These communities are working to demonstrate that mode shift can be realized through targeted improvements in bike and pedestrian infrastructure. The NTPP will pave the way for our 2010 Campaign for Active Transportation, aiming to provide communities across the country with focused funding for trails, walking and biking.
Each NTPP community has a Web site (Columbia, Mo., Sheboygan, Wis., Marin County, Calif., and Minneapolis, Minn.), with information on local efforts and progress. Keep an eye out in upcoming newsletters for more on each community’s progress and plans.
3. Transportation Enhancements
Transportation Enhancements funds a wide variety of community projects.
In 2006, U.S. Department of Transportation issued three congressionally mandated orders for states to forfeit a total of $3.8 billion in unspent transportation funds. States forfeited more than $600 million from unobligated Transportation Enhancements (TE) funds, the nation’s largest funding program for trails, walking and biking. TE is in danger yet again as states scrambled to meet yesterday’s deadline to specify their shares of cuts under a $3.47 billion rescission order. Further rescission orders are likely.
Some states argue that rescission of unobligated TE balances of past years does not matter. However, TE rescissions signal a chronic pattern of significant underinvestment in active transportation. Forfeiting these funds reflects a historical failure to treat trails, biking and walking as transportation priorities, and a lost opportunity to remedy the situation.
The cuts to TE in 2006 were six-times greater than the sum of all previous rescissions since the program's inception in 1992; eliminating the equivalent of nine months of funding nationwide. Twelve states cut more than one year’s funding, while 19 states did not take a penny from TE. [See a Rails-to-Trails Conservancy report on TE and rescissions.] RTC worked to defend TE during the most recent rescission order by writing to governors and asking online supporters and activists to do the same. Many states responded by indicating that they will not meet the current rescission at the expense of TE.

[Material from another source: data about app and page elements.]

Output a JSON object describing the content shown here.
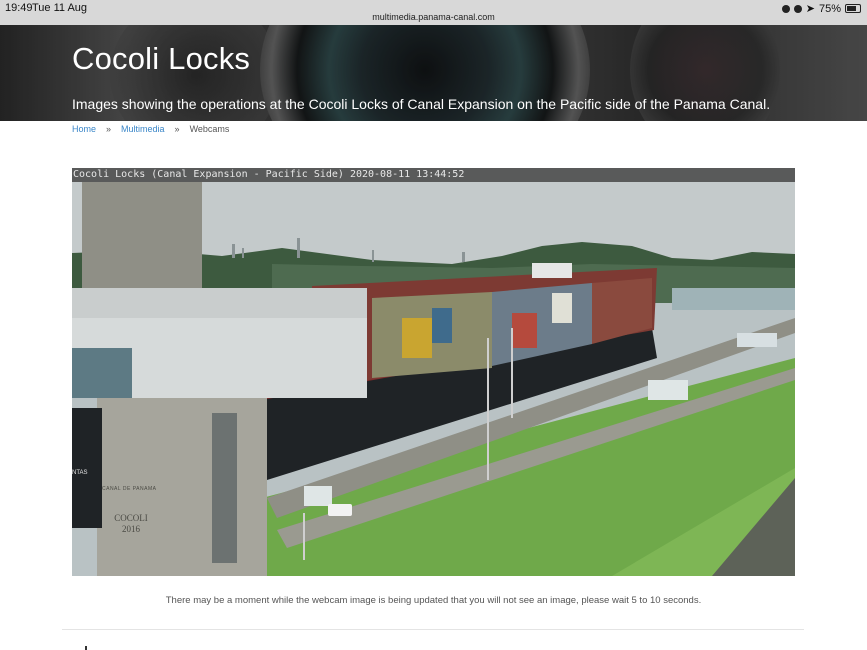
{
  "status_bar": {
    "time": "19:49",
    "date": "Tue 11 Aug",
    "url": "multimedia.panama-canal.com",
    "battery": "75%"
  },
  "hero": {
    "title": "Cocoli Locks",
    "subtitle": "Images showing the operations at the Cocoli Locks of Canal Expansion on the Pacific side of the Panama Canal."
  },
  "breadcrumb": {
    "items": [
      "Home",
      "Multimedia",
      "Webcams"
    ],
    "separator": "»"
  },
  "webcam": {
    "timestamp": "Cocoli Locks (Canal Expansion - Pacific Side) 2020-08-11 13:44:52",
    "tower_text": "COCOLI 2016",
    "tower_brand": "CANAL DE PANAMA",
    "ship_text": "NTAS"
  },
  "caption": "There may be a moment while the webcam image is being updated that you will not see an image, please wait 5 to 10 seconds.",
  "colors": {
    "link": "#3a86c8",
    "grass": "#6fa94a",
    "hull": "#1f2326"
  }
}
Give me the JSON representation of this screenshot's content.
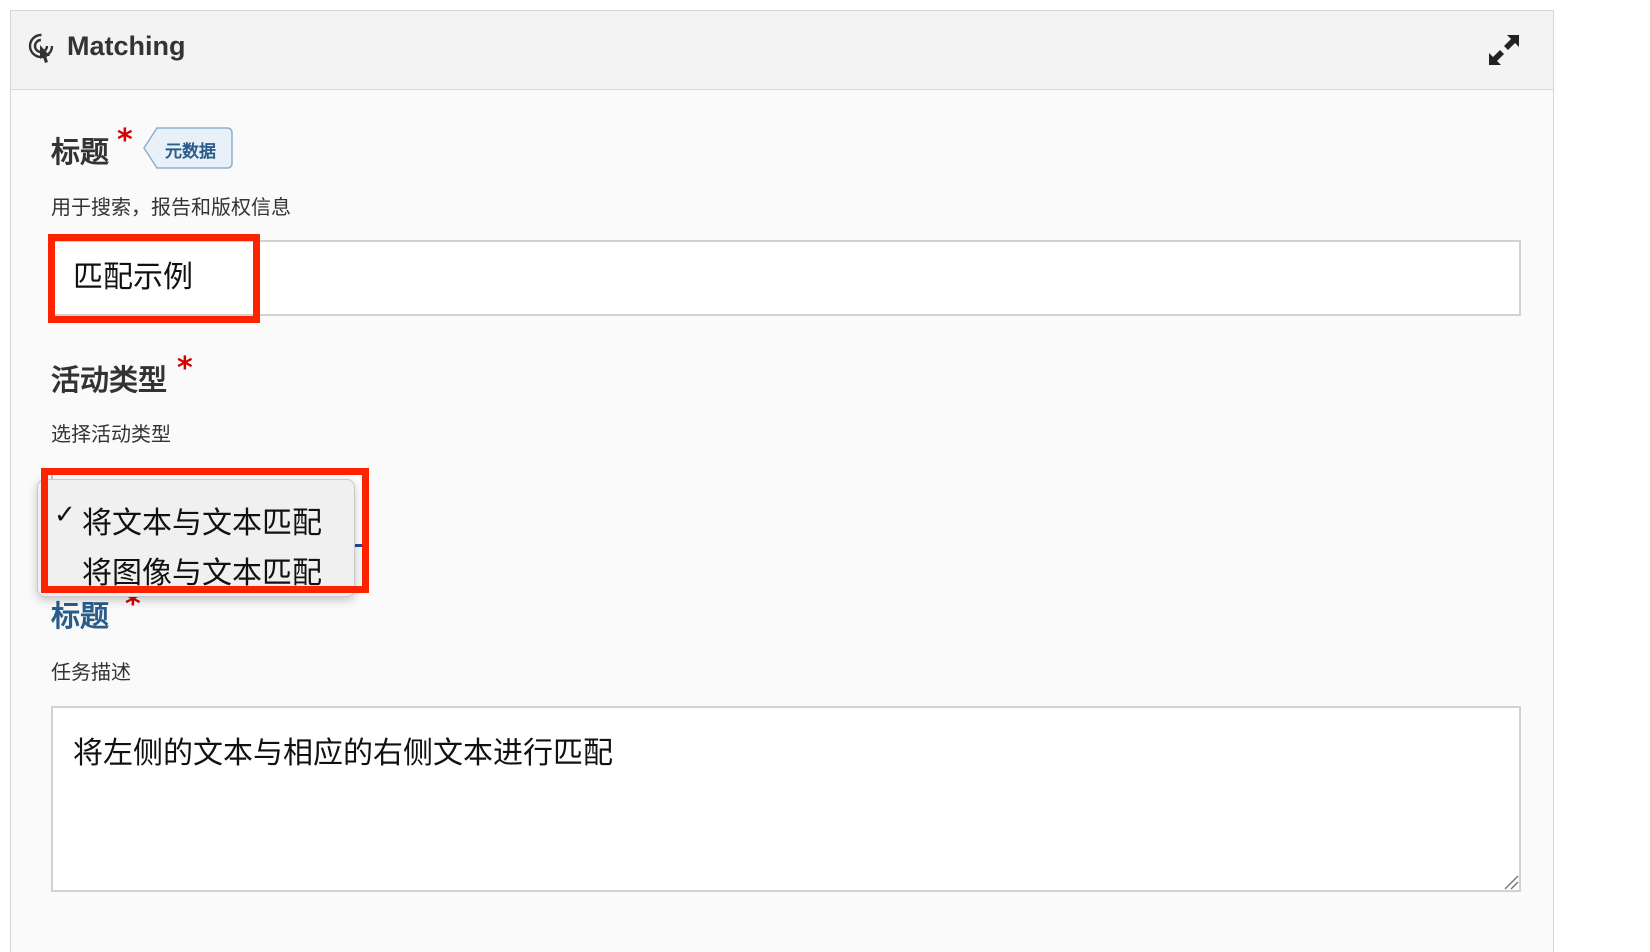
{
  "header": {
    "title": "Matching",
    "icon": "touch-hand-icon",
    "expand_icon": "expand-arrows-icon"
  },
  "title_field": {
    "label": "标题",
    "required_mark": "*",
    "metadata_tag": "元数据",
    "description": "用于搜索，报告和版权信息",
    "value": "匹配示例"
  },
  "activity_type_field": {
    "label": "活动类型",
    "required_mark": "*",
    "description": "选择活动类型",
    "options": [
      {
        "label": "将文本与文本匹配",
        "selected": true,
        "check": "✓"
      },
      {
        "label": "将图像与文本匹配",
        "selected": false,
        "check": ""
      }
    ]
  },
  "task_field": {
    "label": "标题",
    "required_mark": "*",
    "description": "任务描述",
    "value": "将左侧的文本与相应的右侧文本进行匹配"
  },
  "colors": {
    "highlight": "#ff2200",
    "required": "#d40000",
    "select_focus": "#1f4e9a",
    "link_label": "#2a5c8a"
  }
}
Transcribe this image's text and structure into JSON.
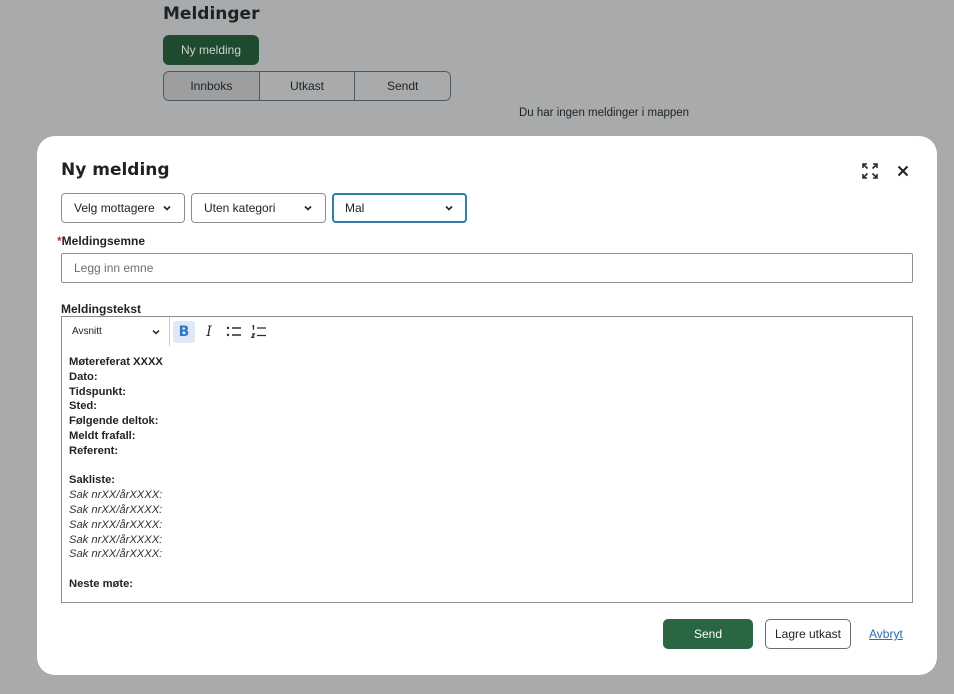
{
  "background": {
    "page_title": "Meldinger",
    "new_message_button": "Ny melding",
    "tabs": [
      {
        "label": "Innboks"
      },
      {
        "label": "Utkast"
      },
      {
        "label": "Sendt"
      }
    ],
    "empty_text": "Du har ingen meldinger i mappen"
  },
  "modal": {
    "title": "Ny melding",
    "selects": {
      "recipients": "Velg mottagere",
      "category": "Uten kategori",
      "template": "Mal"
    },
    "subject": {
      "label": "Meldingsemne",
      "required_mark": "*",
      "placeholder": "Legg inn emne",
      "value": ""
    },
    "body": {
      "label": "Meldingstekst",
      "format_select": "Avsnitt",
      "toolbar": {
        "bold": "B",
        "italic": "I"
      },
      "lines": {
        "l1": "Møtereferat XXXX",
        "l2": "Dato:",
        "l3": "Tidspunkt:",
        "l4": "Sted:",
        "l5": "Følgende deltok:",
        "l6": "Meldt frafall:",
        "l7": "Referent:",
        "l8": "Sakliste:",
        "s1": "Sak nrXX/årXXXX:",
        "s2": "Sak nrXX/årXXXX:",
        "s3": "Sak nrXX/årXXXX:",
        "s4": "Sak nrXX/årXXXX:",
        "s5": "Sak nrXX/årXXXX:",
        "l9": "Neste møte:"
      }
    },
    "actions": {
      "send": "Send",
      "save_draft": "Lagre utkast",
      "cancel": "Avbryt"
    }
  }
}
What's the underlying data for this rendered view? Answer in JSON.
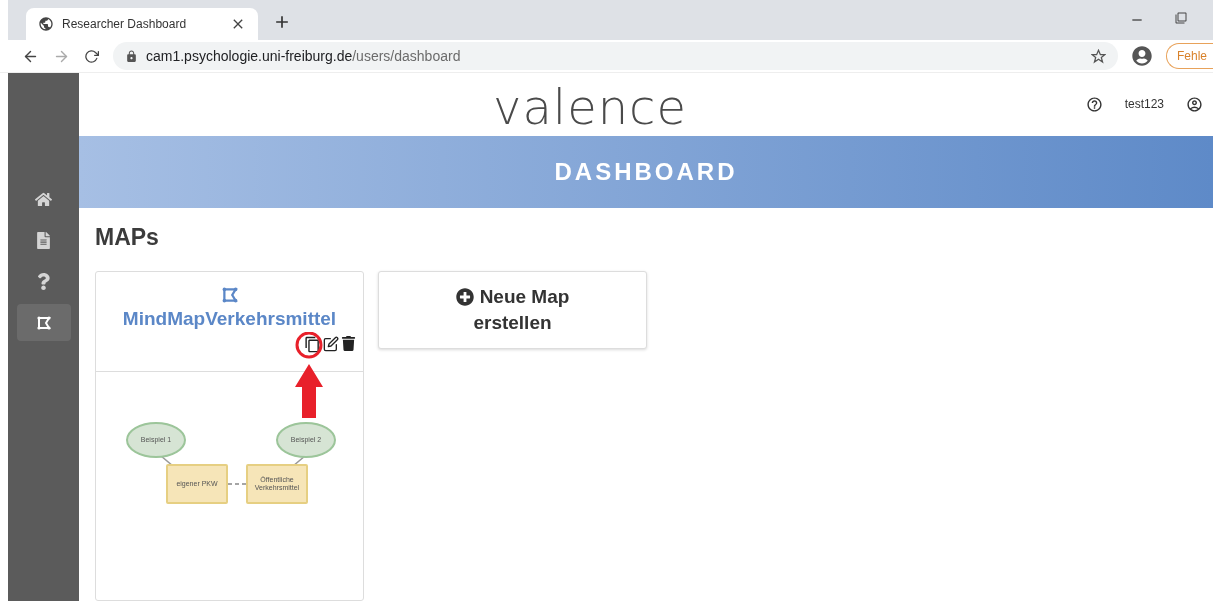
{
  "browser": {
    "tab_title": "Researcher Dashboard",
    "url_host": "cam1.psychologie.uni-freiburg.de",
    "url_path": "/users/dashboard",
    "profile_button": "Fehle"
  },
  "sidebar": {
    "items": [
      {
        "kind": "home",
        "selected": false
      },
      {
        "kind": "document",
        "selected": false
      },
      {
        "kind": "help",
        "selected": false
      },
      {
        "kind": "map",
        "selected": true
      }
    ]
  },
  "header": {
    "logo": "valence",
    "username": "test123"
  },
  "banner": {
    "title": "DASHBOARD"
  },
  "section": {
    "title": "MAPs"
  },
  "map_card": {
    "title": "MindMapVerkehrsmittel",
    "annotation": true,
    "thumbnail": {
      "ovals": [
        "Beispiel 1",
        "Beispiel 2"
      ],
      "boxes": [
        "eigener PKW",
        "Öffentliche Verkehrsmittel"
      ]
    }
  },
  "new_map_button": {
    "label_line1": "Neue Map",
    "label_line2": "erstellen"
  }
}
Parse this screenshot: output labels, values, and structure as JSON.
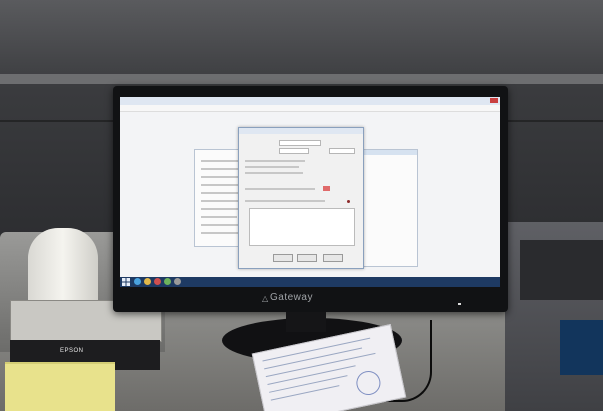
{
  "scene": {
    "monitor_brand": "Gateway",
    "printer_label": "EPSON"
  },
  "screen": {
    "window_title": ""
  },
  "colors": {
    "taskbar": "#1e3a63",
    "screen_bg": "#f3f4f6",
    "desk": "#8f8f8c"
  }
}
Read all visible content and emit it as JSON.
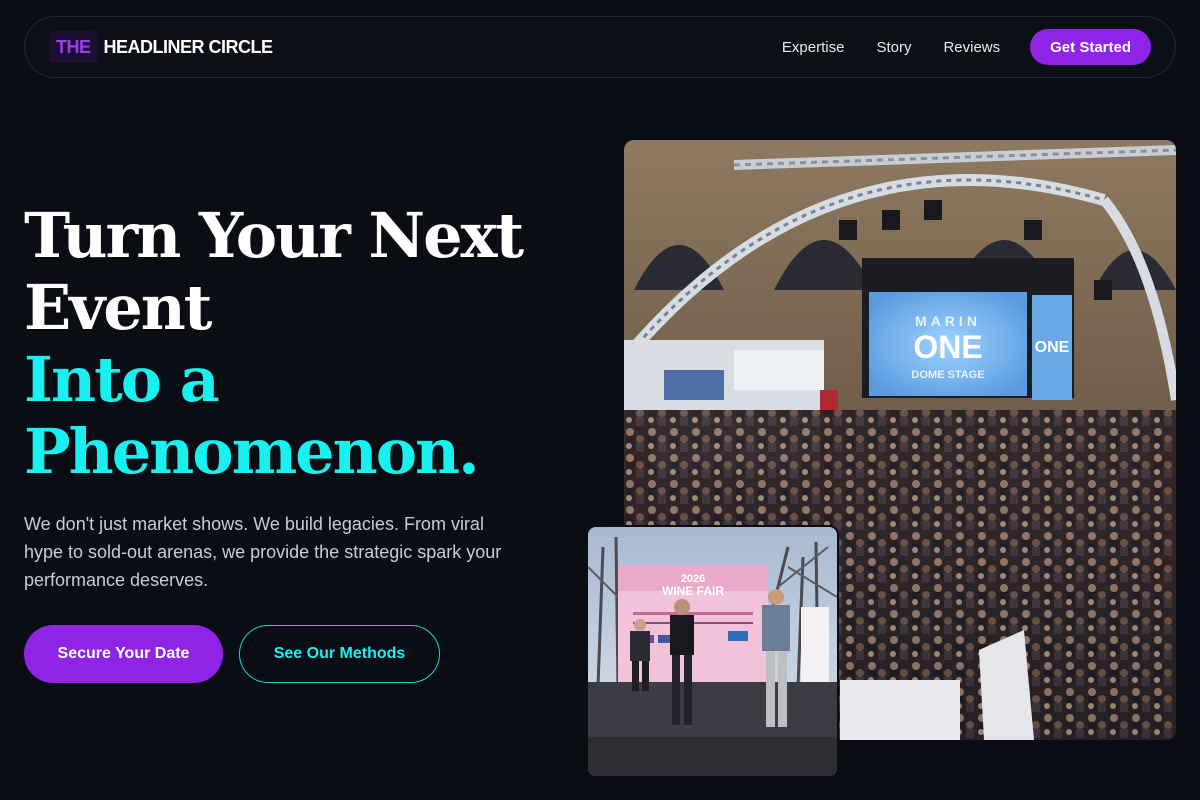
{
  "nav": {
    "logo_mark": "THE",
    "logo_text": "HEADLINER CIRCLE",
    "links": [
      "Expertise",
      "Story",
      "Reviews"
    ],
    "cta": "Get Started"
  },
  "hero": {
    "title_line1": "Turn Your Next",
    "title_line2": "Event",
    "title_line3": "Into a",
    "title_line4": "Phenomenon.",
    "description": "We don't just market shows. We build legacies. From viral hype to sold-out arenas, we provide the strategic spark your performance deserves.",
    "primary_button": "Secure Your Date",
    "secondary_button": "See Our Methods"
  },
  "images": {
    "main": {
      "screen_line1": "MARIN",
      "screen_line2": "ONE",
      "screen_line3": "DOME STAGE",
      "side_screen": "ONE"
    },
    "small": {
      "banner_year": "2026",
      "banner_title": "WINE FAIR"
    }
  },
  "colors": {
    "background": "#0b0d14",
    "accent_purple": "#8f24e6",
    "accent_cyan": "#19f0f0"
  }
}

This rescission galvanized individuals across the country in support of TE. Opportunities abound to catalyze this energy into a force to advocate for active transportation.
Of particular importance to active transportation community partners is the just-published Enhancing America’s Cities: A Guide to Transportation Enhancements. This inspiring collection of case studies demonstrates the potency of Transportation Enhancements for communities.
4. The Best of the Worst
Why do you need active transportation in your community?
Demonstrate the need to improve walking and biking systems in your community through the power of pictures!
Do you have images of trails or sidewalks with tree roots pushing through? Pedestrians waiting to cross a busy street? A cyclist caught in heavy traffic? Please e-mail your scariest (high-resolution) pictures of the need for bicycle and pedestrian funding to email@example.com to show Congress why this funding is desperately needed.
We’ll feature the “best” (read: worst!) of these pictures in next month’s Active Transportation Newsletter.*
* By sending us your photographs for “The Best and the Worst” you grant to Rails-to-Trails Conservancy (RTC) permission to use them in our publications, including but not limited to the Web site. Please be sure to include your name as you wish it to appear in photo credits.
We hope this newsletter was helpful. Please contact your Rails-to-Trails Conservancy community contact with any questions regarding your local 2010 Campaign for Active Transportation.
See you at TrailLink in August!
Photo credits (top to bottom): © Bryce Hall/Rails-to-Trails Conservancy, © Ben Carter/Rails-to-Trails Conservancy, © Brett Poirier, © Jessica Leas